Smudging ceremony in Charlottetown

When the TRC was released, several of the 94 calls to action for government and other parties included efforts to uncover missing children and burial information and develop registries of children of residential schools. The latter is currently underway now.

Martindale pointed out that the Truth and Reconciliation Commission’s calls to action specify that these investigations should be “Indigenous-led initiatives.”

“Different communities whose population, whose children, may be in these cemeteries need to be recognized as the leading voices,” he said.

“The government’s responsibility is to appropriately fund this initiative, to provide the resources for communities to do this necessary work.”

This means providing “adequate resources,” he said, whether that be funds, technology such as ground-penetrating radar, experts, or the broader supports to help communities deal with the trauma that these investigations bring up.

The TRC notes that while additional funds in excess of $1.5 billion were requested to investigate gravesites on residential schools in 2009, the request was denied later that year.  

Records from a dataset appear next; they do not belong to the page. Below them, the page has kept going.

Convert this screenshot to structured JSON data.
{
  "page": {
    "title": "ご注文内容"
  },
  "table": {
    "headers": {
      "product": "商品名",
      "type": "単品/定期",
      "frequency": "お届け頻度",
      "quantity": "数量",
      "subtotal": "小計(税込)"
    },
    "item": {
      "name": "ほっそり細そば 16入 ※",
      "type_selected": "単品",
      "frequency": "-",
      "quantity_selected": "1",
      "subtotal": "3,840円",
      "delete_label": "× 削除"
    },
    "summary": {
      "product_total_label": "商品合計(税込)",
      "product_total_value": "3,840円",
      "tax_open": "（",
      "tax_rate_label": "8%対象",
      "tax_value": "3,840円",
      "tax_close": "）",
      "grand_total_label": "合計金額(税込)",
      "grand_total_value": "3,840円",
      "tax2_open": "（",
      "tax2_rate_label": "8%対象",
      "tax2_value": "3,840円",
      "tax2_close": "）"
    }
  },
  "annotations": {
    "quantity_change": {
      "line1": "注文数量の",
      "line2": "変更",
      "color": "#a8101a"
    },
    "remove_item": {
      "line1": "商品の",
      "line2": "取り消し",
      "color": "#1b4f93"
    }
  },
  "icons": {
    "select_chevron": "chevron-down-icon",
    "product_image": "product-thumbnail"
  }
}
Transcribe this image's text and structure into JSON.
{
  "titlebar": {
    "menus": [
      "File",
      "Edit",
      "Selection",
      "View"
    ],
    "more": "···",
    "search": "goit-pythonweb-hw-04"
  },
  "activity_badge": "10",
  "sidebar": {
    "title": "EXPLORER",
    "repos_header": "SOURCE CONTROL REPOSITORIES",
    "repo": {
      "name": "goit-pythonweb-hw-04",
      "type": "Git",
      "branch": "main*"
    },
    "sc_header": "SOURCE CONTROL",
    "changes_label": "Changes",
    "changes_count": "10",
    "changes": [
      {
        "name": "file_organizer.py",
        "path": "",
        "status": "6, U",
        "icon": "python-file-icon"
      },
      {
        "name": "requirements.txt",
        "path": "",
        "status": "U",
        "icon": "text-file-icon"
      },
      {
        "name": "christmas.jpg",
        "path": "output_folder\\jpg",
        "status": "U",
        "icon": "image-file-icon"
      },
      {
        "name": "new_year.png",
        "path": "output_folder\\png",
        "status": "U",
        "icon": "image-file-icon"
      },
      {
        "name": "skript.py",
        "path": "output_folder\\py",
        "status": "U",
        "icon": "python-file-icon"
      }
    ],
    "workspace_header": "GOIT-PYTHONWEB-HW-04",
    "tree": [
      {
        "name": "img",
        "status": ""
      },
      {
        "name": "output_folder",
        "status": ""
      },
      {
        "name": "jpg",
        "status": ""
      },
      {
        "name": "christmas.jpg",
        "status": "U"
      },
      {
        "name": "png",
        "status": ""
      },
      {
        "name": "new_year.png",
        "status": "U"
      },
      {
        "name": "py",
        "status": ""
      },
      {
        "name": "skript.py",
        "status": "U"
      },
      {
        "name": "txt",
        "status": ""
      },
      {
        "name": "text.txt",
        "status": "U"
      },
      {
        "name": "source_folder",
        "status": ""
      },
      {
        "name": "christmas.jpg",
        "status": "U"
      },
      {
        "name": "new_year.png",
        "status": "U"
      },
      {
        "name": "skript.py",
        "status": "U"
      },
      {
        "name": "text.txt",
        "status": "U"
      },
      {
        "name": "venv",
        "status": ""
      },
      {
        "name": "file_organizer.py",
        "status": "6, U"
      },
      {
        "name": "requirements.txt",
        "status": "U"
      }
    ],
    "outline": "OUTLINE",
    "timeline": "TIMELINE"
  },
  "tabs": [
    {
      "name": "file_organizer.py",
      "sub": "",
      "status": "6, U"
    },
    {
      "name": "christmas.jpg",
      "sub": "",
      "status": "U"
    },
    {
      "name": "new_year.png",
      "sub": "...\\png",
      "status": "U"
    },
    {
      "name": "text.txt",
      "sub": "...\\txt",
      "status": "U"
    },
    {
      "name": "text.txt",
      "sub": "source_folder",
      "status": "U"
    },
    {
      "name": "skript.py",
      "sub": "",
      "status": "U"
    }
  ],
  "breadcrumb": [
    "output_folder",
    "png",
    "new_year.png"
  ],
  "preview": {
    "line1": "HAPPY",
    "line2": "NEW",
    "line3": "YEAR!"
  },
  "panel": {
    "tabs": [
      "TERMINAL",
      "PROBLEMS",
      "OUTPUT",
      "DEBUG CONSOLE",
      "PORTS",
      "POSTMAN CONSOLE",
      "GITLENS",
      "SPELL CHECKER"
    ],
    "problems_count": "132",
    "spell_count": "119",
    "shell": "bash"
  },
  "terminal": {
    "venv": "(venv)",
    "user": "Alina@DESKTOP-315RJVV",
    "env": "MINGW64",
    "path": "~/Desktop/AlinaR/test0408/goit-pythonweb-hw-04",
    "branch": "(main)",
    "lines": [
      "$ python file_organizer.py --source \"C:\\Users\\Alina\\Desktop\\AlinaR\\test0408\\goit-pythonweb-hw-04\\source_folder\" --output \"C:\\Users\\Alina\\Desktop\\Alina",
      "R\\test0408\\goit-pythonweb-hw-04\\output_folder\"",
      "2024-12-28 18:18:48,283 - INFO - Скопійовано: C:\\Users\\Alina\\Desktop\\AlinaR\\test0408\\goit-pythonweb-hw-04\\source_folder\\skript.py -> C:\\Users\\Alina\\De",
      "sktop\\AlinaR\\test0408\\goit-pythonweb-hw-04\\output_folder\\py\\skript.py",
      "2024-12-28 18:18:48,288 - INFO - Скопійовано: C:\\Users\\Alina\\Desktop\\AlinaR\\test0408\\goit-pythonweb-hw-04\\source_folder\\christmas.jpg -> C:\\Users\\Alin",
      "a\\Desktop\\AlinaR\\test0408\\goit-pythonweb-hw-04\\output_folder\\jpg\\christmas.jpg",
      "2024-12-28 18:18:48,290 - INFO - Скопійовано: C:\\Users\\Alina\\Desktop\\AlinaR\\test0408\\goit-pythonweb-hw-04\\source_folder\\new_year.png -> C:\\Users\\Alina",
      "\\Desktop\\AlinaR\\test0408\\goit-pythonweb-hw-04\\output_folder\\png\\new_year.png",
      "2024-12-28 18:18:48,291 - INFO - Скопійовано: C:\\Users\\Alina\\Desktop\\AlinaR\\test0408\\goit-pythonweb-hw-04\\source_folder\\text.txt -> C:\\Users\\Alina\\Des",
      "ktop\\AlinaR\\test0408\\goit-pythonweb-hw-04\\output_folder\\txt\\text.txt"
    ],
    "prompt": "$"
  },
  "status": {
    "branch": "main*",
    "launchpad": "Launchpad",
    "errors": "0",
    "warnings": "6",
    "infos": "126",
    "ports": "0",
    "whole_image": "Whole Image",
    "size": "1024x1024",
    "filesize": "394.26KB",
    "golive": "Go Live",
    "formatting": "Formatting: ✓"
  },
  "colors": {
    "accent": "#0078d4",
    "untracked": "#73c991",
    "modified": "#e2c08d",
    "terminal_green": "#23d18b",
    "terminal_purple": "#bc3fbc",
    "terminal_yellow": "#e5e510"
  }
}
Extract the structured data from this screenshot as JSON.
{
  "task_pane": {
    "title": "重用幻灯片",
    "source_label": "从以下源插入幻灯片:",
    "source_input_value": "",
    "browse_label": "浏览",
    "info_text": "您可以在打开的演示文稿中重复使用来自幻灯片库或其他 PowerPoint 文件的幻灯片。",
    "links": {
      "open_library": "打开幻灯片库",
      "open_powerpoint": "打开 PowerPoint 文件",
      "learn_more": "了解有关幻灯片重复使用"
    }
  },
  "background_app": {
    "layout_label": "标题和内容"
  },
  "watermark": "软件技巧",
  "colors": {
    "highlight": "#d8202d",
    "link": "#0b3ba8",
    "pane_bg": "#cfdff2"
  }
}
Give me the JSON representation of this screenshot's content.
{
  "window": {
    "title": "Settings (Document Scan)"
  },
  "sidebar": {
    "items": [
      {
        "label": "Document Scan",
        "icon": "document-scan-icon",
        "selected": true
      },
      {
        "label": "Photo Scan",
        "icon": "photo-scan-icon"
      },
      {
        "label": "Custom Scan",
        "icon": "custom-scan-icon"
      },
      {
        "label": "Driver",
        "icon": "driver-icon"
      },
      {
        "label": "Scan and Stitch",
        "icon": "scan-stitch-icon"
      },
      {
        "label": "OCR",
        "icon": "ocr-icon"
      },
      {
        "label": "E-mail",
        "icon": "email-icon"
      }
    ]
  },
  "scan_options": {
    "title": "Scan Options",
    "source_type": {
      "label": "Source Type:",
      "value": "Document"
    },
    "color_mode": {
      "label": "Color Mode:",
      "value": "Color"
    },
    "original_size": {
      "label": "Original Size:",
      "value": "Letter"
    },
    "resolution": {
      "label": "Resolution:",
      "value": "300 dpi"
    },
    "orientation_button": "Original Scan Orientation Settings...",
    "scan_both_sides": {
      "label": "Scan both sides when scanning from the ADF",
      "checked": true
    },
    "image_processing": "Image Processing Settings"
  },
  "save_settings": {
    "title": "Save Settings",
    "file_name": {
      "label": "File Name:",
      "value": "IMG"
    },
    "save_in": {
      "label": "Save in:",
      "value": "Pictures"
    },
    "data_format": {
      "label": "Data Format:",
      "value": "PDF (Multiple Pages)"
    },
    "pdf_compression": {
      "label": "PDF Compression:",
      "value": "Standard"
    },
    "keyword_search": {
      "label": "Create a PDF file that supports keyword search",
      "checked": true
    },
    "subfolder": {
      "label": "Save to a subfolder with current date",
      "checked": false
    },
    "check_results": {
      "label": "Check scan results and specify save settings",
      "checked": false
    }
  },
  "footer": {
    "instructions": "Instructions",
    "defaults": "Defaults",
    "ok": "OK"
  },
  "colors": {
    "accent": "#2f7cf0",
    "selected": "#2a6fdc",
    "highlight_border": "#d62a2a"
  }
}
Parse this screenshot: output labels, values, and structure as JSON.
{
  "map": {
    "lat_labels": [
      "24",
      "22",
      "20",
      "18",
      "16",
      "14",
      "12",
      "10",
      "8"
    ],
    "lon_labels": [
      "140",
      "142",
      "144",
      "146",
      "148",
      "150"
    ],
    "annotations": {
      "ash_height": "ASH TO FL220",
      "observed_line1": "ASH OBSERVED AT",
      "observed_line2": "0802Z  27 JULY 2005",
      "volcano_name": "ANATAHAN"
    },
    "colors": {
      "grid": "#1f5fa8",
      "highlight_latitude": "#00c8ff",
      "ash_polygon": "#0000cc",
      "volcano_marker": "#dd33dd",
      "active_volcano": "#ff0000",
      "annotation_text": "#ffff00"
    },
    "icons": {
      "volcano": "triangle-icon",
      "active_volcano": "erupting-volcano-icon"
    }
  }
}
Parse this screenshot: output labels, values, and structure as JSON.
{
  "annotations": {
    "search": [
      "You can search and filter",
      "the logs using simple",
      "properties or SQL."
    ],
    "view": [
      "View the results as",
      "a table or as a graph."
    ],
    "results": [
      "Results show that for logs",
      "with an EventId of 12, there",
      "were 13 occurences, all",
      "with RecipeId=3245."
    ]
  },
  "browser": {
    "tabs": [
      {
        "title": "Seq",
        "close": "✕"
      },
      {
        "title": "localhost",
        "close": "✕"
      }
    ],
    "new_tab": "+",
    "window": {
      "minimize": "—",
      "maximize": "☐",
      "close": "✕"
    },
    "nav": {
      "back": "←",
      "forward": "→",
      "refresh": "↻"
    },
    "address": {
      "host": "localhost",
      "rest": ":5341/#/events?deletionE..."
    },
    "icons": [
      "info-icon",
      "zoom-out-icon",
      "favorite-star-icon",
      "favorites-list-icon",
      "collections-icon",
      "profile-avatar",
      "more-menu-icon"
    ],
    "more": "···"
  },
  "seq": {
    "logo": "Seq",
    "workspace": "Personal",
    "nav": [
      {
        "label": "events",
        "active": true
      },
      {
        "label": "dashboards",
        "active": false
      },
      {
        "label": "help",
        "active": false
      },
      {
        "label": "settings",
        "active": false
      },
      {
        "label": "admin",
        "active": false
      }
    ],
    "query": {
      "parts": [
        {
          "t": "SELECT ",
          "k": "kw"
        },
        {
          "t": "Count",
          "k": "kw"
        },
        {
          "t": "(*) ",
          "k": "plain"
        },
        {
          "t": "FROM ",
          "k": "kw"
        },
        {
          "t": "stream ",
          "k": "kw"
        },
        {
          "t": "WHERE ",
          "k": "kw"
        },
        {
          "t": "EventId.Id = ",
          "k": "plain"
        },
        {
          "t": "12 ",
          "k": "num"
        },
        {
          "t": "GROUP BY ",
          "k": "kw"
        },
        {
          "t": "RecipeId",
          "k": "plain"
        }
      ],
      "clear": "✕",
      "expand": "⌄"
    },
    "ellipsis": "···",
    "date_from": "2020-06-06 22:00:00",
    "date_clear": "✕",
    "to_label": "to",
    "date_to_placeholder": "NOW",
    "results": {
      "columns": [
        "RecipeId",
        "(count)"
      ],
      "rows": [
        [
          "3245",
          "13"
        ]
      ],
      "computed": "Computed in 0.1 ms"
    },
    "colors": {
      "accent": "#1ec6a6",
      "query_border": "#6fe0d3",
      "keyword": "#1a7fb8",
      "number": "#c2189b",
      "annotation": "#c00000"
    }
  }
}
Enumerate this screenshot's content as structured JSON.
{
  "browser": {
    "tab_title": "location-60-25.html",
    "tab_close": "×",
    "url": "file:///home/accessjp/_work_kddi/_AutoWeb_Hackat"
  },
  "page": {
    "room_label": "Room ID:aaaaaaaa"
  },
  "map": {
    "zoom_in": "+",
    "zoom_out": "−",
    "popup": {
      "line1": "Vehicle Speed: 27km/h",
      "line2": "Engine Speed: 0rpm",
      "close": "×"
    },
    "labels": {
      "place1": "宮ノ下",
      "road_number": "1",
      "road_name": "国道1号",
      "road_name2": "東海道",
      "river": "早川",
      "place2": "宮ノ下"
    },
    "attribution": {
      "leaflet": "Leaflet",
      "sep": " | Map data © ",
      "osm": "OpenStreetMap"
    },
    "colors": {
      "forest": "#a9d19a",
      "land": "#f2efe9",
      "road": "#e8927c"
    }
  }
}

Two of the related calls to action includes working with Indigenous families whose children died at residential schools, and working with landowners to determine gravesites.Supernant, like others, felt there hasn't been enough progress in either effort, and she called for stronger commitments in following through.

But she’s hopeful work like hers will be further supported going forward, especially after this latest discovery in B.C.

Supernant said it’s pivotal as communities deserve to have anthropologists and archeologists’ expertise at their disposal in “pursuing justice.”


With files from's Alexandra Mae Jones


If you are a former residential school student in distress, or have been affected by the residential school system and need help, you can contact the 24-hour Indian Residential Schools Crisis Line: 1-866-925-4419

Additional mental-health support and resources for Indigenous people are available here.